For Ritu Kumar, wife of a successful doctor and mother of a grown up son, life has taken a new meaning at the age of 50.
"After watching and hearing about women making a successful career, I too decided to venture out at an age when in the normal course the thought of my son's career and marriage would have been preoccupying my mind," said Kumar.
Today Kumar runs an upmarket boutique selling readymade garments and is happy to have taken up the challenge of competing in the world of business.
With changing times, more recognition is being accorded to the ability of women to run business, including sharing responsibility of family businesses, said Neera Misra, who runs a business consultancy cell called Make a Difference.
"From women coming to get advice on how to get started, I have been noticing an encouraging trend of husbands bringing their wives to learn how to share responsibility or even run a separate office. More couples are coming to discuss ideas.
"There seems to be more respect for their wives' intelligence and capability," added Misra, who is on the governing body of FICCI Ladies Organisation (FLO).
The trend of multinationals employing large number of women and promoting them to positions of responsibility has helped to change the perception, said Misra who has several interesting cases to narrate.
Not the least is of Ashok Manwani, a wholesaler and dealer of plastic novelties and brassware who has decided to rope in his wife to help with business expansion, complete with a new office.
On an average at least two new cases come to Misra's cell every week for counselling.
The winds of change are not being noticed only among urban women but also in small towns and villages.
"Women seem to be going in the right direction.
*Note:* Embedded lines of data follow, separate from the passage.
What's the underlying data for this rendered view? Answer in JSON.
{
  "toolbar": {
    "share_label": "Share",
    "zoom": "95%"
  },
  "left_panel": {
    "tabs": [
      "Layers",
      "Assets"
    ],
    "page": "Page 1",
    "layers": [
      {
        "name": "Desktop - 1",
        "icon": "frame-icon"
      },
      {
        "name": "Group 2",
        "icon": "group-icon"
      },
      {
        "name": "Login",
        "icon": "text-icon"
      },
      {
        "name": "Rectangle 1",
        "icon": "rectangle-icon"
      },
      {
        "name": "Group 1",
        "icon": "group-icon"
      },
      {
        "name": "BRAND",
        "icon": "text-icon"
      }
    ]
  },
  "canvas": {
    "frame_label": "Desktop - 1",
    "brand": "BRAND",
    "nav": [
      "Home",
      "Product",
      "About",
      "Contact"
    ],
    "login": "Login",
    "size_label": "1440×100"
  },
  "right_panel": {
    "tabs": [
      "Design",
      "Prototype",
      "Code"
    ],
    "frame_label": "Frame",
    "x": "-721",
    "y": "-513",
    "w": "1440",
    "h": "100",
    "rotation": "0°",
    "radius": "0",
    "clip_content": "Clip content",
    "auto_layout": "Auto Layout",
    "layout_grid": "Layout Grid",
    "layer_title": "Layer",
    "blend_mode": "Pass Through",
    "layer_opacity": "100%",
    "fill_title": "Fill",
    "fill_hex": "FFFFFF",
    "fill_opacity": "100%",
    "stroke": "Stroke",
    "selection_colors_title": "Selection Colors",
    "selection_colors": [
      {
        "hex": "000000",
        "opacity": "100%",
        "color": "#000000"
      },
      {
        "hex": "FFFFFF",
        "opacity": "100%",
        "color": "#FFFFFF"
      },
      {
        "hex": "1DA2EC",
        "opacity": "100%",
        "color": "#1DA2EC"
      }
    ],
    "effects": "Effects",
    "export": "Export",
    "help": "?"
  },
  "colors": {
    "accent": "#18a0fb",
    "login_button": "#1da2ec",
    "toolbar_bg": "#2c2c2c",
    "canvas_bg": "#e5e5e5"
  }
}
During my encounter with women in villages, particularly in the panchayats, I find they now know how to handle power. They are no more proxy for their husbands, which makes all the difference," said Namita Gautam, director of the Sheela Group of industries and treasurer of FLO.
On the negative side, Gautam is distressed by reports of corruption seeping in, with some women misusing their power.
On the whole, Gautam is encouraged by the fact that more and more women are seeking employment. With the government permitting overtime and night shifts for women in factories, she hopes that civic authorities would provide better transportation and street lights and industries would take care to protect the interest of female employees.
According to a study done for the U.N. Development Fund for Women (Unifem) by Preet Rustagi, a fellow at the Centre for Women's Development Studies, the number of women making a mark in the political arena is definitely more than men.
"More women are making a mark particularly in the panchayats. There are currently around one million women representatives in the village councils.
The number of women voters has also increased and the winning rate of women standing for elections has been found to be better than men," said Rustagi.
Rustagi's study revealed the literacy rate of Indian women has gone up by 15 per cent between 1901 and 2001.
"The number of girls appearing for school board exams has gone up by 36 per cent, with a better pass percentage than boys. The study reveals that given the opportunity, girls would do better than boys if allowed to study further," said Rustagi.
On the employment front, Rustagi said the number of women seeking jobs has gone up, particularly in the informal sector where they are unpaid or their work is still unrecognised.